WORK ORDER =>
The whole listing below needs to be duplicated exactly, pictures aside.

RECORDS SHOWN =>

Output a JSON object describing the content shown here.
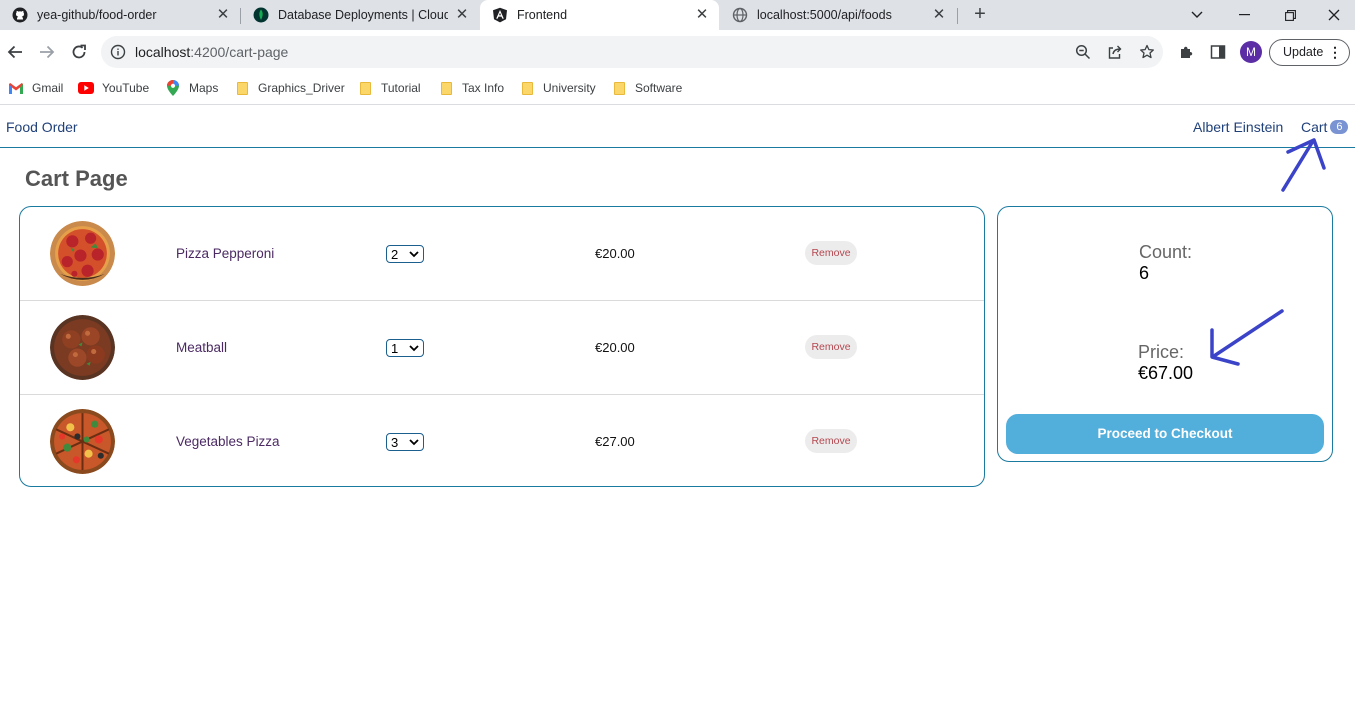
{
  "browser": {
    "tabs": [
      {
        "label": "yea-github/food-order",
        "icon": "github-icon",
        "active": false
      },
      {
        "label": "Database Deployments | Cloud: M",
        "icon": "mongodb-leaf-icon",
        "active": false
      },
      {
        "label": "Frontend",
        "icon": "angular-icon",
        "active": true
      },
      {
        "label": "localhost:5000/api/foods",
        "icon": "globe-icon",
        "active": false
      }
    ],
    "address": {
      "host": "localhost",
      "path": ":4200/cart-page"
    },
    "profile_initial": "M",
    "update_label": "Update",
    "bookmarks": [
      {
        "label": "Gmail",
        "icon": "gmail-icon"
      },
      {
        "label": "YouTube",
        "icon": "youtube-icon"
      },
      {
        "label": "Maps",
        "icon": "maps-icon"
      },
      {
        "label": "Graphics_Driver",
        "icon": "folder-icon"
      },
      {
        "label": "Tutorial",
        "icon": "folder-icon"
      },
      {
        "label": "Tax Info",
        "icon": "folder-icon"
      },
      {
        "label": "University",
        "icon": "folder-icon"
      },
      {
        "label": "Software",
        "icon": "folder-icon"
      }
    ]
  },
  "header": {
    "brand": "Food Order",
    "user": "Albert Einstein",
    "cart_label": "Cart",
    "cart_count": "6"
  },
  "page": {
    "title": "Cart Page",
    "items": [
      {
        "name": "Pizza Pepperoni",
        "quantity": "2",
        "price": "€20.00",
        "remove": "Remove",
        "image": "pizza-pepperoni-image"
      },
      {
        "name": "Meatball",
        "quantity": "1",
        "price": "€20.00",
        "remove": "Remove",
        "image": "meatball-image"
      },
      {
        "name": "Vegetables Pizza",
        "quantity": "3",
        "price": "€27.00",
        "remove": "Remove",
        "image": "vegetables-pizza-image"
      }
    ],
    "summary": {
      "count_label": "Count:",
      "count_value": "6",
      "price_label": "Price:",
      "price_value": "€67.00",
      "checkout_label": "Proceed to Checkout"
    }
  },
  "colors": {
    "accent_border": "#1b7a9f",
    "link": "#21417a",
    "checkout_button": "#52aedb",
    "annotation_ink": "#3b43c9"
  }
}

FINISHED EXERCISE =>
Output a JSON object describing the content shown here.
{
  "browser": {
    "tabs": [
      {
        "label": "yea-github/food-order",
        "icon": "github-icon",
        "active": false
      },
      {
        "label": "Database Deployments | Cloud: M",
        "icon": "mongodb-leaf-icon",
        "active": false
      },
      {
        "label": "Frontend",
        "icon": "angular-icon",
        "active": true
      },
      {
        "label": "localhost:5000/api/foods",
        "icon": "globe-icon",
        "active": false
      }
    ],
    "address": {
      "host": "localhost",
      "path": ":4200/cart-page"
    },
    "profile_initial": "M",
    "update_label": "Update",
    "bookmarks": [
      {
        "label": "Gmail",
        "icon": "gmail-icon"
      },
      {
        "label": "YouTube",
        "icon": "youtube-icon"
      },
      {
        "label": "Maps",
        "icon": "maps-icon"
      },
      {
        "label": "Graphics_Driver",
        "icon": "folder-icon"
      },
      {
        "label": "Tutorial",
        "icon": "folder-icon"
      },
      {
        "label": "Tax Info",
        "icon": "folder-icon"
      },
      {
        "label": "University",
        "icon": "folder-icon"
      },
      {
        "label": "Software",
        "icon": "folder-icon"
      }
    ]
  },
  "header": {
    "brand": "Food Order",
    "user": "Albert Einstein",
    "cart_label": "Cart",
    "cart_count": "6"
  },
  "page": {
    "title": "Cart Page",
    "items": [
      {
        "name": "Pizza Pepperoni",
        "quantity": "2",
        "price": "€20.00",
        "remove": "Remove",
        "image": "pizza-pepperoni-image"
      },
      {
        "name": "Meatball",
        "quantity": "1",
        "price": "€20.00",
        "remove": "Remove",
        "image": "meatball-image"
      },
      {
        "name": "Vegetables Pizza",
        "quantity": "3",
        "price": "€27.00",
        "remove": "Remove",
        "image": "vegetables-pizza-image"
      }
    ],
    "summary": {
      "count_label": "Count:",
      "count_value": "6",
      "price_label": "Price:",
      "price_value": "€67.00",
      "checkout_label": "Proceed to Checkout"
    }
  },
  "colors": {
    "accent_border": "#1b7a9f",
    "link": "#21417a",
    "checkout_button": "#52aedb",
    "annotation_ink": "#3b43c9"
  }
}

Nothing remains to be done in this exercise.